Turf some sound insulation and powered rear spoiler, add a polycarbonate engine-compartment bulkhead, shave (!) the carpeting, fit 19-inch forged alloy wheels and you’re on your way.

So you might want to forego that Grand Slam breakfast before climbing aboard.

The GT ditches the adaptive magnetorheological dampers for a manually adjustable coil-over suspension that can lower ride height by as much as 10 mm. From the factory, the GT rides 7.5 mm closer to the tarmac and more negative camber is dialed in both front and rear.

A fixed rear spoiler and "lips" on the front wings increase high-speed downforce.

Other visual cues include blacked out taillights, side sill extensions, a carbon fibre rear diffuser, coffee-can sized exhaust outlets and an on-hatch rear central air intake.

In Samoa Orange Metallic,my tester was stunning.

Inside, the GT gets an Alcantara trimmed wheel, body-coloured stitching, white-faced gauges and a metal shift knob engraved with the car’s production number, in this case 90/333. Unfortunately, the carbon-fibre panel atop the instrument panel throws up some wicked reflections in bright sunlight.

Transmission foibles

The GT only comes fitted with the R Tronic automated six-speed single-clutch transmission, which is both a blessing and a bit of a curse. This transmission works best when driven in Sport mode and in anger.

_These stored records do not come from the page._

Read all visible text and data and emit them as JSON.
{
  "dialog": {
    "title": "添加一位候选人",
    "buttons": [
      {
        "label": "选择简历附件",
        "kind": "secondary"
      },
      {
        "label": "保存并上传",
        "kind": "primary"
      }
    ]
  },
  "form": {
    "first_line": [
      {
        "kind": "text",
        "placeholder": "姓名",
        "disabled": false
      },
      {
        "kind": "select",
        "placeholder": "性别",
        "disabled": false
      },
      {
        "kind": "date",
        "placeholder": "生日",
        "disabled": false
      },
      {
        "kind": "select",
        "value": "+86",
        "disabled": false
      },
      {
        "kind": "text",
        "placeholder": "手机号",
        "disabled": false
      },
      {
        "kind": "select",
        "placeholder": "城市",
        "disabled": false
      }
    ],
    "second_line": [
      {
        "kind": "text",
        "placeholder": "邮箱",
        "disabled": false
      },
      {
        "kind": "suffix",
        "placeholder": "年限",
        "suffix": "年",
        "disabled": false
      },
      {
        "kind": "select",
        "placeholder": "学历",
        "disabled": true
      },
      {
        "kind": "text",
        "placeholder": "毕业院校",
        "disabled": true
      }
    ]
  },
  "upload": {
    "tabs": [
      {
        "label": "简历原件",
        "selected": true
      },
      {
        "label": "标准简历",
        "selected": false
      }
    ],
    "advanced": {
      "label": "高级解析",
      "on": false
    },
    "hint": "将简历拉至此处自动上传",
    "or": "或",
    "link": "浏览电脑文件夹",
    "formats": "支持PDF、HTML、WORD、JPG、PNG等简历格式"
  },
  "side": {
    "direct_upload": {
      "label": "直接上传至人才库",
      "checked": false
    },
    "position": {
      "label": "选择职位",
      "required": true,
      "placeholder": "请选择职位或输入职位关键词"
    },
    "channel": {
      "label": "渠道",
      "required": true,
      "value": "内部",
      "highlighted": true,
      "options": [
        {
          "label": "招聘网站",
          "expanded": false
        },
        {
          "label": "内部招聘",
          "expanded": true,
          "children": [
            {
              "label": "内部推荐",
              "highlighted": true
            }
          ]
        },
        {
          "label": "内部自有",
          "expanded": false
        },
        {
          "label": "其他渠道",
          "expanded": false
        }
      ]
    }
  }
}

Any R8 accelerates faster and gets around a racetrack more swiftly with the R Tronic, but in day to day operation there’s a considerable lag between upshifts that requires recalibration of your inputs in order to smooth thing out.

Dare I say this? Just like in a Smart ForTwo, you’ll be doing the head bob until you shift with the paddles and finesse the throttle.

Ferrari’s F1 Superfast single-clutch automated transmission in the 2008 430 Scuderia was worlds better than this, and since then the Italian automaker has moved to twin-clutch technology.

Nonetheless, this tranny is light and tough, and until they engineer a twin clutch for the R8, this is what we get.

Behind the wheel

Behind the wheel the differences from a regular R8 are subtle. The lightweight exhaust system barks with more authority, the ride is a little busier (but still compliant) and the front end has a bit more bite.

This is where I’m supposed to tell of incredible track exploits in this rare Audi. Uh, no!

As most owners will do, I spent my week with the car tooling around, basking in celebrity-grade attention, answering questions, scaring my friends, blasting around on/off ramps, relishing those scintillating high-rev downshifts and burning up premium fuel at an alarming rate.

No question the R8 GT gives more of a really good thing. While a bit more focused, it is still a great daily driver, and one that turns even a run to the corner store into a memorable motoring event.

At this point, I’m sure a few of you have all ready called your broker or are wondering just how important your kid’s secondary education really is. Relax.

Only 23 2012 Audi R8 GTs are coming to Canada, and they are all sold.